• When marginal cost is less than average cost, average cost must be falling.
Relationship Between Marginal and Average Costs
• Marginal cost curves always intersect average cost curves at the minimum of the average cost curve.
Relationship Between Marginal and Average Costs
• The position of the marginal cost relative to average total cost tells us whether average total cost is rising or falling.

The Relationship Between

Marginal Cost and Average Cost

If MC > ATC, then ATC is rising

If MC > AVC, then AVC is rising

If MC < ATC, then ATC is falling

If MC < AVC, then AVC is falling

If MC = AVC and MC = ATC, then AVC and ATC are at their minimum points

12-35

The Relationship Between Marginal Cost and Average Cost

Costs per unit

The marginal cost curve goes through the minimum point of both the ATC and AVC curves

MC

ATC

AVC

Q

12-36

Relationship Between Marginal and Average Costs
• To summarize:

If MC > ATC, then ATC is rising.

If MC = ATC, then ATC is at its low point.

If MC < ATC, then ATC is falling.

Relationship Between Marginal and Average Costs
• Marginal and average total cost reflect a general relationship that also holds for marginal cost and average variable cost.

If MC > AVC, then AVC is rising.

If MC = AVC, then AVC is at its low point.

If MC < AVC, then AVC is falling.

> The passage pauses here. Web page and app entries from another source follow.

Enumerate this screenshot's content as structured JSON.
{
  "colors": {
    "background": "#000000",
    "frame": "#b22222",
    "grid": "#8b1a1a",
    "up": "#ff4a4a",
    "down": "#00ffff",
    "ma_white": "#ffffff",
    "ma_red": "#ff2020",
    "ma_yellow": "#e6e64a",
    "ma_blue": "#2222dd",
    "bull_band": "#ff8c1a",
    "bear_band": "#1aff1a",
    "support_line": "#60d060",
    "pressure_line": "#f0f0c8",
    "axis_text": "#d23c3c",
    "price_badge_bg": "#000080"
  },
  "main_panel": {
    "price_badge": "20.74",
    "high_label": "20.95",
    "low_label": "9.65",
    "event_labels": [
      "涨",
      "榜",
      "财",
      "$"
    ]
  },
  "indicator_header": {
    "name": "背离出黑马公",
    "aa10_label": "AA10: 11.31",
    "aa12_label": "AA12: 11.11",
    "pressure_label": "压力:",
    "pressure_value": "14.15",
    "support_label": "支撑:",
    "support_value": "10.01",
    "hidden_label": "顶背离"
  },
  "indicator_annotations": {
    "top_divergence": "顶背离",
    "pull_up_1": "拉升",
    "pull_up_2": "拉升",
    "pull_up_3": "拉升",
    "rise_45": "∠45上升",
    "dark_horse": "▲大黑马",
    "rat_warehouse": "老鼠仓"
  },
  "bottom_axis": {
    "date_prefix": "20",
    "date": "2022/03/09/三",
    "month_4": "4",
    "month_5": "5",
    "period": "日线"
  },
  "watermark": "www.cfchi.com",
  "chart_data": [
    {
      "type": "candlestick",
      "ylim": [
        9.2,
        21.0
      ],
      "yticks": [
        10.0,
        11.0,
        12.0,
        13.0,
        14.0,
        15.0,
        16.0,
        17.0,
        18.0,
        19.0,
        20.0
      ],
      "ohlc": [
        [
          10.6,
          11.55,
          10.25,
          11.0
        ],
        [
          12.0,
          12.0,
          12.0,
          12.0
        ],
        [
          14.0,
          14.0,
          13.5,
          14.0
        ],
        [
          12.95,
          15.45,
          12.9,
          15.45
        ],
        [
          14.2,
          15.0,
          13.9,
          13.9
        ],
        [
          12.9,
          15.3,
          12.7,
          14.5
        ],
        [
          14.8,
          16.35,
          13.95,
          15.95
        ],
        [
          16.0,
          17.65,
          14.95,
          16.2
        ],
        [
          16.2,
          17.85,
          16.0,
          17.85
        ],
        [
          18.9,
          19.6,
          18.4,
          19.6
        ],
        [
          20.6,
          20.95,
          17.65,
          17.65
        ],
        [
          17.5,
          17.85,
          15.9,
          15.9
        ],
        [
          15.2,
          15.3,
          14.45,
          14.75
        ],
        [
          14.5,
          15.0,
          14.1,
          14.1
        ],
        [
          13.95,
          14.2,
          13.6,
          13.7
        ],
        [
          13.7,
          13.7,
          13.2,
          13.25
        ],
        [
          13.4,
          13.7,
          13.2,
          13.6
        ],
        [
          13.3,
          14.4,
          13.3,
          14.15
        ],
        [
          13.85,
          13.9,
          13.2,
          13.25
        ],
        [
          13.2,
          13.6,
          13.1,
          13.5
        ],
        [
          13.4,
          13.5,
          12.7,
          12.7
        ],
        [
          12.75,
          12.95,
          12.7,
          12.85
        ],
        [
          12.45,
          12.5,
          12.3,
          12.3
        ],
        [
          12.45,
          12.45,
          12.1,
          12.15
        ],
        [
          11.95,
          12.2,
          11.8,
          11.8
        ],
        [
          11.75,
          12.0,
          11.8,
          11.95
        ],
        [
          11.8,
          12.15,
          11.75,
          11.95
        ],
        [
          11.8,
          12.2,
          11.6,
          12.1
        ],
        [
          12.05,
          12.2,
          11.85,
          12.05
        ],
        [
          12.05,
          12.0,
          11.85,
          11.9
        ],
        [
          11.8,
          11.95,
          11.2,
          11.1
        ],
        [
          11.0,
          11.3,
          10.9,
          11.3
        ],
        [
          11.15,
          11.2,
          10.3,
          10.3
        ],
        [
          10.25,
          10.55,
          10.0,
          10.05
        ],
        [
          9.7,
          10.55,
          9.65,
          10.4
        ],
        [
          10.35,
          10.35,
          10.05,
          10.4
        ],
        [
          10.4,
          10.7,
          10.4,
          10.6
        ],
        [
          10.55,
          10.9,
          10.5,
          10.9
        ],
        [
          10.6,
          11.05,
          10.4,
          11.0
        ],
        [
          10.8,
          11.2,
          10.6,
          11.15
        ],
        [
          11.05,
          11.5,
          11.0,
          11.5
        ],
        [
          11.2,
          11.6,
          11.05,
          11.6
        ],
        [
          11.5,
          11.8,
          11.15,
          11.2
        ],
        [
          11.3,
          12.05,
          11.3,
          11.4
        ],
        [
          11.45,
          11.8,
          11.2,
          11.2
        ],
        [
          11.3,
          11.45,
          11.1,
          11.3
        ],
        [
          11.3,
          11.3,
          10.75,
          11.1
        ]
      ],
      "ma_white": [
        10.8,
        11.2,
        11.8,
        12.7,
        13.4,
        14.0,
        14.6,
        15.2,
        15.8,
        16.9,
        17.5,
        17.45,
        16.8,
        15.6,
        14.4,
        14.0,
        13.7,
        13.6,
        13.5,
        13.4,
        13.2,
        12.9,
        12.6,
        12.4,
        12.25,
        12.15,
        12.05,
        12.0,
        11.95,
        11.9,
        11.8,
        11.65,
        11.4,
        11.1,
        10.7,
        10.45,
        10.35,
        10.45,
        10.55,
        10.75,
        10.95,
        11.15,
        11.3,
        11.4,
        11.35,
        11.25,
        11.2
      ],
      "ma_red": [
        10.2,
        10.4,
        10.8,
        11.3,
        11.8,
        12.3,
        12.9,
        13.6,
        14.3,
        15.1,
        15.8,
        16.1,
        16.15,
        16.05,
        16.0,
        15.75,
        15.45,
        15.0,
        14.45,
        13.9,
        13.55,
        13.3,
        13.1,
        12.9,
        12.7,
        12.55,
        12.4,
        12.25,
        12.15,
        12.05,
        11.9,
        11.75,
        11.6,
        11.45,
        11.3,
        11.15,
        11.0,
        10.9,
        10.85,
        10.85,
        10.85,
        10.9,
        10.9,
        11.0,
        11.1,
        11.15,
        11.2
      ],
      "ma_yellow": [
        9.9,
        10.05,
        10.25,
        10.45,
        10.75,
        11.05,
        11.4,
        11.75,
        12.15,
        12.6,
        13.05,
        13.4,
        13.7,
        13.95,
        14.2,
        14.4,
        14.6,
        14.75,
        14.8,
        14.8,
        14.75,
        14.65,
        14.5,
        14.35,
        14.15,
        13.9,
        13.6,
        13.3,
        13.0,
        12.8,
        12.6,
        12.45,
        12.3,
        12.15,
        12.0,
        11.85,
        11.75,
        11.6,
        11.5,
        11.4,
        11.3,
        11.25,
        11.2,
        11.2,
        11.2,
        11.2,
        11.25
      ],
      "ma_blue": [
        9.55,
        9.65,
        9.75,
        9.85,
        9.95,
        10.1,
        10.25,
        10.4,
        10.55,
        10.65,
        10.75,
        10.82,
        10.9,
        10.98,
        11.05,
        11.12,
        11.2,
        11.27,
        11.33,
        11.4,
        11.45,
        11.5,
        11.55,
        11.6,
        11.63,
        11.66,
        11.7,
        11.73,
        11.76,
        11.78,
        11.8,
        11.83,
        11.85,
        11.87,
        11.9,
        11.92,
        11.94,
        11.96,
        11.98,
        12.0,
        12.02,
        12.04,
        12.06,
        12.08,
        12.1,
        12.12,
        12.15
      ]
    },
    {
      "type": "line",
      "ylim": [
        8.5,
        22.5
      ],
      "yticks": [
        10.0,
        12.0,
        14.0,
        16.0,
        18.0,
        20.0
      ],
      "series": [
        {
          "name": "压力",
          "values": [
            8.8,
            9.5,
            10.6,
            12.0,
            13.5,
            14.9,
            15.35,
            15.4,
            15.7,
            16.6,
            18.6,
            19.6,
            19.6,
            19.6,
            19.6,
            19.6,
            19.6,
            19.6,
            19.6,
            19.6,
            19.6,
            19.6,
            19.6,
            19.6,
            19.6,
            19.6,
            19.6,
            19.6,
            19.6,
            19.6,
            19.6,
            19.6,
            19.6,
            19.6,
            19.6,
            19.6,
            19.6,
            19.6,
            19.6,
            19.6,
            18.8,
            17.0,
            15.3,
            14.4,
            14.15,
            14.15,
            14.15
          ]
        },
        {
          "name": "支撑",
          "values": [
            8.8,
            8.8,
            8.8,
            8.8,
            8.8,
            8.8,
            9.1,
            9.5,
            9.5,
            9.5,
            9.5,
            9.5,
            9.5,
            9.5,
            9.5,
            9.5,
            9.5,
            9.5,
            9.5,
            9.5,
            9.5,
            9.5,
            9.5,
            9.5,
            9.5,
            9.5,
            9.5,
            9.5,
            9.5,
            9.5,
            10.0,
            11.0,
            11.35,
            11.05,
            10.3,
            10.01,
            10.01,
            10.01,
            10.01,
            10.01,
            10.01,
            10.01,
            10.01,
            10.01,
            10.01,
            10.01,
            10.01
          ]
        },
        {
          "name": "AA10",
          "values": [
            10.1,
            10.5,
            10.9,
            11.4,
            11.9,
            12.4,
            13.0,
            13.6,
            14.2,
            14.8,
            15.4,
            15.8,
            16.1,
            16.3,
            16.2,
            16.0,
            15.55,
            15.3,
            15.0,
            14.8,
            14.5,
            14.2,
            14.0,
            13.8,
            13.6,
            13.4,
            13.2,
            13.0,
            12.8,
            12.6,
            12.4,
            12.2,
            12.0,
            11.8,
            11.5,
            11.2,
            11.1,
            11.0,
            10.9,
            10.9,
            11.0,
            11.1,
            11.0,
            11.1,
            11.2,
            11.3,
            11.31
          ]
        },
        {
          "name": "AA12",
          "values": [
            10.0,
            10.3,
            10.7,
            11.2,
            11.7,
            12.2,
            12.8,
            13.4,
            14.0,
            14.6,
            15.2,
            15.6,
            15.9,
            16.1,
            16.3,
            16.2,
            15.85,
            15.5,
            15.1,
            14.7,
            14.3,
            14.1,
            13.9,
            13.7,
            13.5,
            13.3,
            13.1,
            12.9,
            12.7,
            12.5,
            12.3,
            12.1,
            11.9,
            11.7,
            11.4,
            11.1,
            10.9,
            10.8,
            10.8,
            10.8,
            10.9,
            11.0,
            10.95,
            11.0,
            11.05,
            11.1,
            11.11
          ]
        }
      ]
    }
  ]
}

Relationship Between Marginal and Average Costs
• As long as average variable cost does not rise by more than average fixed cost falls, average total cost will fall when marginal cost is above average variable cost,

ATC

Area A

Area C

MC

AVC

Area B

ATC

AVC

B

A

MC

Q0

Q1

Relationship Between Marginal and Average Costs

\$90

80

70

60

50

40

Costs per unit

30

20

10

0

1

2

3

4

5

6

7

8

9

Quantity

Definition of Costs
• Total Costs (TC) -- the expenses a business has in supplying goods and/or services.
• Total Fixed Costs (TFC) -- payments to resources whose quantities can not be changed during a fixed period of time – the short run.
• Total Variable Costs (TVC) -- payments for additional resources used as output increases.
• Average Fixed Cost -- the total fixed cost divided by total output.
• Average total Cost (SRATC): -- the total cost of production divided by the total quantity of output produced when at least one resource is fixed
• Average Variable Cost -- total variable cost divided by total output